%%

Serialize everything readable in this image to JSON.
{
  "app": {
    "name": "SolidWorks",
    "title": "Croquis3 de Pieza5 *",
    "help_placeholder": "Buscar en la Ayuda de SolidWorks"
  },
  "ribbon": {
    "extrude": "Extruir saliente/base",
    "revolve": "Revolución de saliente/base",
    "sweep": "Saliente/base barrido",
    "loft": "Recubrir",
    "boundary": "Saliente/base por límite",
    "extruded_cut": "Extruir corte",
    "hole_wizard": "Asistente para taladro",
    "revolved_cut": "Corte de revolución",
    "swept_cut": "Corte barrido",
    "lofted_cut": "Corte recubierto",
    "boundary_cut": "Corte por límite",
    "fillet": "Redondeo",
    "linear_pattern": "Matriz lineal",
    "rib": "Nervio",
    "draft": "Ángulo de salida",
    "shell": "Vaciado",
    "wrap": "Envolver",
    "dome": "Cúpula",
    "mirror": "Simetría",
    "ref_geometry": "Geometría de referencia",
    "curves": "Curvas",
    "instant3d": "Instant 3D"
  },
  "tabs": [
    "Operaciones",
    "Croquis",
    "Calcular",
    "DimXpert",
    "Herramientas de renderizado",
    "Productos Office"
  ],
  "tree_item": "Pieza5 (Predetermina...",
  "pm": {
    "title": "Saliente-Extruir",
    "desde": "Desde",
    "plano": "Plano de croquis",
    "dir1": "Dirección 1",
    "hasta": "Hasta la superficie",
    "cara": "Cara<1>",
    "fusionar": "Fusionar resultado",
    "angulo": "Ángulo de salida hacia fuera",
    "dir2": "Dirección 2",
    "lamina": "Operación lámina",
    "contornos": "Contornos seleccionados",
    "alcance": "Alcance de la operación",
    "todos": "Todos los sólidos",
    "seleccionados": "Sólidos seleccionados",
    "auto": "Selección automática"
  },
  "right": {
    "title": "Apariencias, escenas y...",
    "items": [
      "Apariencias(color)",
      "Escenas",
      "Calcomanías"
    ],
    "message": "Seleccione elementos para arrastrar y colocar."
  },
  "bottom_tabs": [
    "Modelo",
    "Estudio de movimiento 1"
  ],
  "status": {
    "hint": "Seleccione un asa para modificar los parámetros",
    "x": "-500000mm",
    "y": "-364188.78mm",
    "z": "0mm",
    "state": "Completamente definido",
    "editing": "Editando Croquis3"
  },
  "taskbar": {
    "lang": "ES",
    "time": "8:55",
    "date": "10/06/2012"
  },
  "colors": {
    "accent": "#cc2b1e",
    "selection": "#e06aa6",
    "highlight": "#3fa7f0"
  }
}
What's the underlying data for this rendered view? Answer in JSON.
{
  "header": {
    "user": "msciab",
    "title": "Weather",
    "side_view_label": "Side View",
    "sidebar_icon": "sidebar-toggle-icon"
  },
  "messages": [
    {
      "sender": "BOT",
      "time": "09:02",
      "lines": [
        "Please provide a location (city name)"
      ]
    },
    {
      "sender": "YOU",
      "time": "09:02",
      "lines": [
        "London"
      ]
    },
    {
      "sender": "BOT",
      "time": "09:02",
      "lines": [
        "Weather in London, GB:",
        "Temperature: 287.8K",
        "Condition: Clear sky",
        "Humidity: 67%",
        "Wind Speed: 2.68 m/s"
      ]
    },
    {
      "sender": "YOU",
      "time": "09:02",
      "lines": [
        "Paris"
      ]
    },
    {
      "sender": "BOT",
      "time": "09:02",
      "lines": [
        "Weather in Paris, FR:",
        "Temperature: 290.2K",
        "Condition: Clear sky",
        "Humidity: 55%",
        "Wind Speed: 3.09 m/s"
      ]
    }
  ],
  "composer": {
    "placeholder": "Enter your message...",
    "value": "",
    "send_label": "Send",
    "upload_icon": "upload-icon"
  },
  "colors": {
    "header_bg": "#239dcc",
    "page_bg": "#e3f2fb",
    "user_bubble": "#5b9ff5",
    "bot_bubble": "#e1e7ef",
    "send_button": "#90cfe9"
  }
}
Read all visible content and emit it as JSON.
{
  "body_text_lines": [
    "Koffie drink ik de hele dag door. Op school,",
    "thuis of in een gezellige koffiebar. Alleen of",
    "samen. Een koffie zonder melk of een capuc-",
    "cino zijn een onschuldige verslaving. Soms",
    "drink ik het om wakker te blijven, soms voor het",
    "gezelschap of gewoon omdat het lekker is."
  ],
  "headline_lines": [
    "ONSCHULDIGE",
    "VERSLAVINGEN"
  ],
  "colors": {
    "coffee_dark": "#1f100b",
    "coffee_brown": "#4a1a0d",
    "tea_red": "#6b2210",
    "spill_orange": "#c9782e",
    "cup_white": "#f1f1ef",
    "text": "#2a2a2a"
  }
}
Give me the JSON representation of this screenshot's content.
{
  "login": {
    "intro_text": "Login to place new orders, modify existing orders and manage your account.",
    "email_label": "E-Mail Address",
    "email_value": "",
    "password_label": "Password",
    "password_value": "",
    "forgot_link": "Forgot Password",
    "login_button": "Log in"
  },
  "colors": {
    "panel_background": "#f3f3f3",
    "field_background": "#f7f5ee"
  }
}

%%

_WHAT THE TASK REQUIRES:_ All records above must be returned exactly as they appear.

_TASK RESULT:_
Serialize everything readable in this image to JSON.
{
  "app": {
    "name": "SolidWorks",
    "title": "Croquis3 de Pieza5 *",
    "help_placeholder": "Buscar en la Ayuda de SolidWorks"
  },
  "ribbon": {
    "extrude": "Extruir saliente/base",
    "revolve": "Revolución de saliente/base",
    "sweep": "Saliente/base barrido",
    "loft": "Recubrir",
    "boundary": "Saliente/base por límite",
    "extruded_cut": "Extruir corte",
    "hole_wizard": "Asistente para taladro",
    "revolved_cut": "Corte de revolución",
    "swept_cut": "Corte barrido",
    "lofted_cut": "Corte recubierto",
    "boundary_cut": "Corte por límite",
    "fillet": "Redondeo",
    "linear_pattern": "Matriz lineal",
    "rib": "Nervio",
    "draft": "Ángulo de salida",
    "shell": "Vaciado",
    "wrap": "Envolver",
    "dome": "Cúpula",
    "mirror": "Simetría",
    "ref_geometry": "Geometría de referencia",
    "curves": "Curvas",
    "instant3d": "Instant 3D"
  },
  "tabs": [
    "Operaciones",
    "Croquis",
    "Calcular",
    "DimXpert",
    "Herramientas de renderizado",
    "Productos Office"
  ],
  "tree_item": "Pieza5 (Predetermina...",
  "pm": {
    "title": "Saliente-Extruir",
    "desde": "Desde",
    "plano": "Plano de croquis",
    "dir1": "Dirección 1",
    "hasta": "Hasta la superficie",
    "cara": "Cara<1>",
    "fusionar": "Fusionar resultado",
    "angulo": "Ángulo de salida hacia fuera",
    "dir2": "Dirección 2",
    "lamina": "Operación lámina",
    "contornos": "Contornos seleccionados",
    "alcance": "Alcance de la operación",
    "todos": "Todos los sólidos",
    "seleccionados": "Sólidos seleccionados",
    "auto": "Selección automática"
  },
  "right": {
    "title": "Apariencias, escenas y...",
    "items": [
      "Apariencias(color)",
      "Escenas",
      "Calcomanías"
    ],
    "message": "Seleccione elementos para arrastrar y colocar."
  },
  "bottom_tabs": [
    "Modelo",
    "Estudio de movimiento 1"
  ],
  "status": {
    "hint": "Seleccione un asa para modificar los parámetros",
    "x": "-500000mm",
    "y": "-364188.78mm",
    "z": "0mm",
    "state": "Completamente definido",
    "editing": "Editando Croquis3"
  },
  "taskbar": {
    "lang": "ES",
    "time": "8:55",
    "date": "10/06/2012"
  },
  "colors": {
    "accent": "#cc2b1e",
    "selection": "#e06aa6",
    "highlight": "#3fa7f0"
  }
}
What's the underlying data for this rendered view? Answer in JSON.
{
  "header": {
    "user": "msciab",
    "title": "Weather",
    "side_view_label": "Side View",
    "sidebar_icon": "sidebar-toggle-icon"
  },
  "messages": [
    {
      "sender": "BOT",
      "time": "09:02",
      "lines": [
        "Please provide a location (city name)"
      ]
    },
    {
      "sender": "YOU",
      "time": "09:02",
      "lines": [
        "London"
      ]
    },
    {
      "sender": "BOT",
      "time": "09:02",
      "lines": [
        "Weather in London, GB:",
        "Temperature: 287.8K",
        "Condition: Clear sky",
        "Humidity: 67%",
        "Wind Speed: 2.68 m/s"
      ]
    },
    {
      "sender": "YOU",
      "time": "09:02",
      "lines": [
        "Paris"
      ]
    },
    {
      "sender": "BOT",
      "time": "09:02",
      "lines": [
        "Weather in Paris, FR:",
        "Temperature: 290.2K",
        "Condition: Clear sky",
        "Humidity: 55%",
        "Wind Speed: 3.09 m/s"
      ]
    }
  ],
  "composer": {
    "placeholder": "Enter your message...",
    "value": "",
    "send_label": "Send",
    "upload_icon": "upload-icon"
  },
  "colors": {
    "header_bg": "#239dcc",
    "page_bg": "#e3f2fb",
    "user_bubble": "#5b9ff5",
    "bot_bubble": "#e1e7ef",
    "send_button": "#90cfe9"
  }
}
Read all visible content and emit it as JSON.
{
  "body_text_lines": [
    "Koffie drink ik de hele dag door. Op school,",
    "thuis of in een gezellige koffiebar. Alleen of",
    "samen. Een koffie zonder melk of een capuc-",
    "cino zijn een onschuldige verslaving. Soms",
    "drink ik het om wakker te blijven, soms voor het",
    "gezelschap of gewoon omdat het lekker is."
  ],
  "headline_lines": [
    "ONSCHULDIGE",
    "VERSLAVINGEN"
  ],
  "colors": {
    "coffee_dark": "#1f100b",
    "coffee_brown": "#4a1a0d",
    "tea_red": "#6b2210",
    "spill_orange": "#c9782e",
    "cup_white": "#f1f1ef",
    "text": "#2a2a2a"
  }
}
Give me the JSON representation of this screenshot's content.
{
  "login": {
    "intro_text": "Login to place new orders, modify existing orders and manage your account.",
    "email_label": "E-Mail Address",
    "email_value": "",
    "password_label": "Password",
    "password_value": "",
    "forgot_link": "Forgot Password",
    "login_button": "Log in"
  },
  "colors": {
    "panel_background": "#f3f3f3",
    "field_background": "#f7f5ee"
  }
}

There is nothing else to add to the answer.